Bioprinting could treat cancers

A U researcher is using the technology to make organs.

Ryan Faircloth

A University of Minnesota pediatrics professor is printing off pieces of organs in hopes they’ll help treat cancer.
Angela Panoskaltsis-Mortari, who specializes in blood and marrow transplantation, has been working with a Biobots bioprinter — one of only 20 in the world — to create a piece of esophagus out of human cells. Researchers hope to use printed organs in transplant patients, but they have to create a high-resolution product before human trials can begin.
The bioprinter uses a water-based gel made of cells and other natural materials and pushes it through a specially shaped nozzle, Panoskaltsis-Mortari said, after which it’s solidified into a rubbery material.
“The bioprinter works just like a 3-D printer that prints plastics, but it’s using biological materials and cells,” she said.

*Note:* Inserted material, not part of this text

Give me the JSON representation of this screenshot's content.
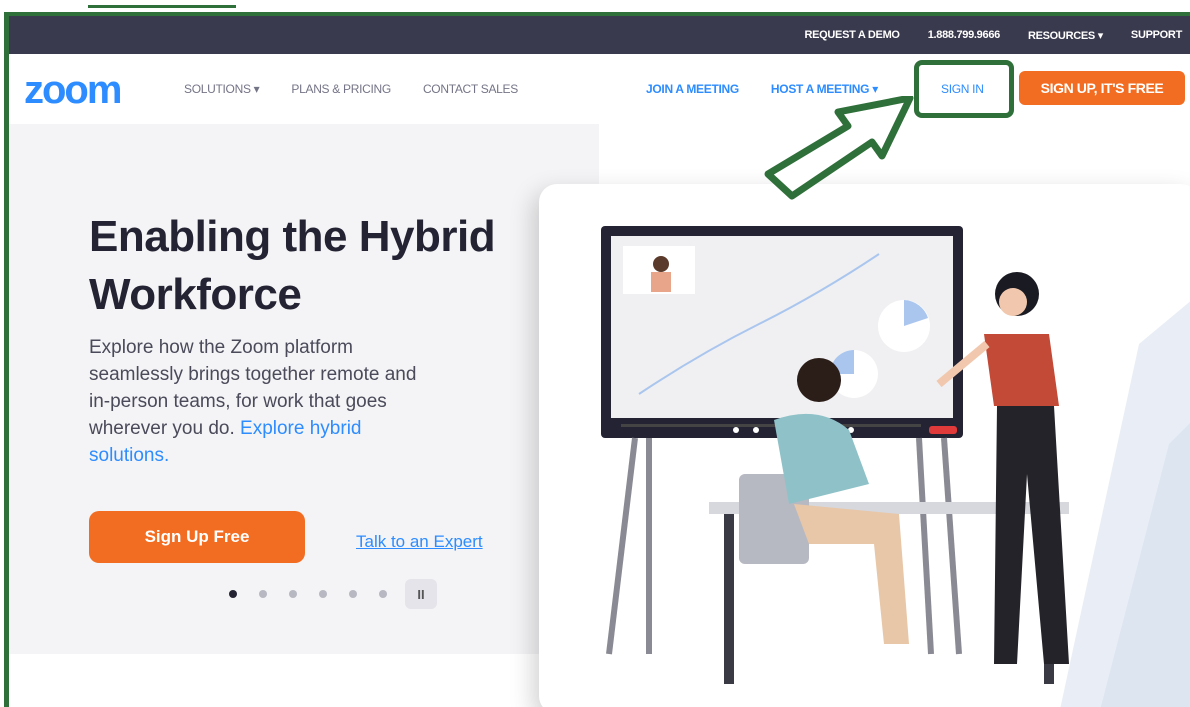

Though Panoskaltsis-Mortari’s research uses cell-less gel now, it will need to utilize cells specific to a person when making an organ so the patient’s body won’t reject the new tissue, she said.
Panoskaltsis-Mortari’s first project will print a piece of esophagus to transplant into a pig, which she said she hopes to complete by the end of the year. The transplant will test whether or not the cells can survive on the organ.

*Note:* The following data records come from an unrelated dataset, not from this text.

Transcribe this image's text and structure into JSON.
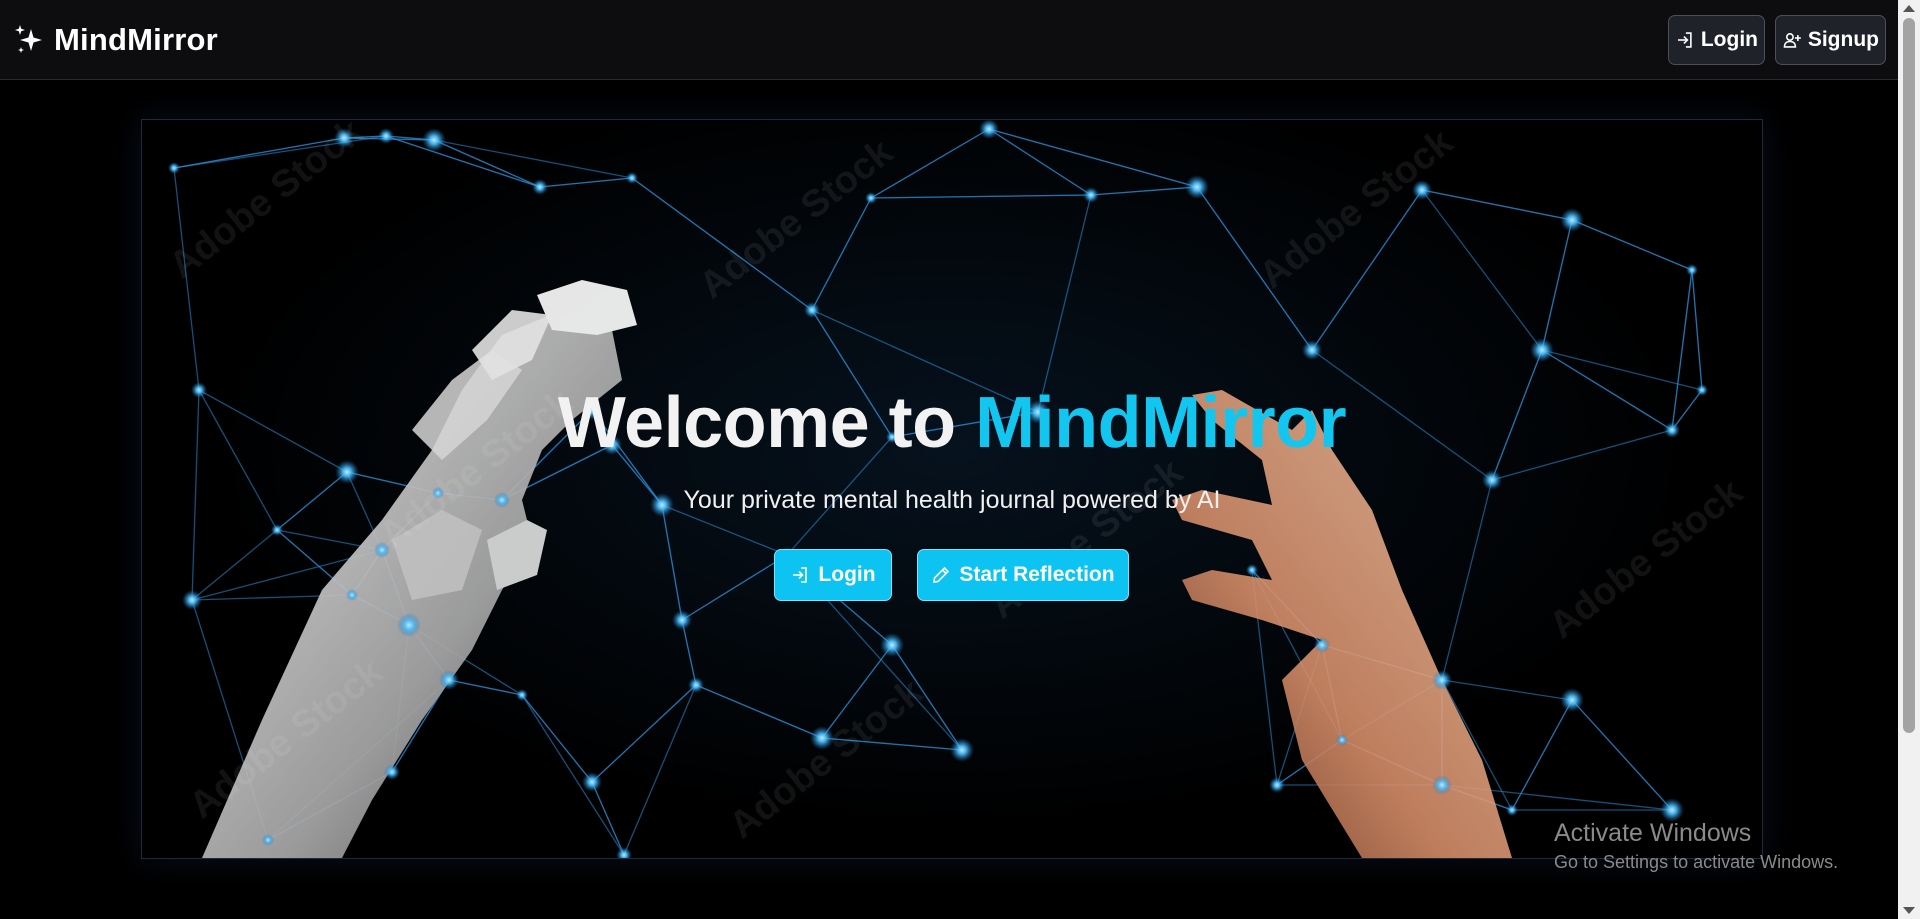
{
  "header": {
    "brand": "MindMirror",
    "login_label": "Login",
    "signup_label": "Signup"
  },
  "hero": {
    "title_prefix": "Welcome to ",
    "title_accent": "MindMirror",
    "subtitle": "Your private mental health journal powered by AI",
    "login_label": "Login",
    "start_label": "Start Reflection",
    "stock_watermark": "Adobe Stock"
  },
  "os_watermark": {
    "title": "Activate Windows",
    "subtitle": "Go to Settings to activate Windows."
  },
  "colors": {
    "accent": "#13c6f0",
    "cta_bg": "#0dc3f2",
    "topbar_bg": "#0d0d0f",
    "node": "#4fc3ff"
  },
  "icons": {
    "brand": "sparkles-icon",
    "login": "login-arrow-icon",
    "signup": "user-plus-icon",
    "start": "pencil-icon"
  }
}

Doctors operating on patients with esophageal cancer remove part of the esophagus and stretch the stomach, attaching the stomach to the remaining esophagus, which can cause negative side effects like lifelong acid reflux, said University of Minnesota Medical Center thoracic surgeon Dr. Rafael Andrade.
“[The bioprinter] will allow for quicker access for patients to get treatment that would normally require an organ donation,” Panoskaltsis-Mortari said. “But secondly, it’s a new strategy to be used for repairing certain defects or problems that a patient is having that need to be repaired surgically.”
Panoskaltsis-Mortari said she hopes bioprinting will lead to fewer rejected organ transplants as the technology becomes more popular, and she hopes her research will help burn victims in addition to esophageal cancer patients.
Researchers worldwide have experimented with bioprinting skin for skin grafts, she said, by printing cells directly onto the patient’s skin.
“It’s really like science fiction,” Panoskaltsis-Mortari said.
But until researchers can print organs with a high resolution, the product won’t survive as a transplant, biomedical engineering associate professor Brenda Ogle said.
“Resolution that appeals to cells is difficult,” she said.
Despite the challenges, Ogle said she believes bioprinting could be the future of transplant surgery. 
“The risk is no greater than existing cellular transplant procedures,” Ogle said.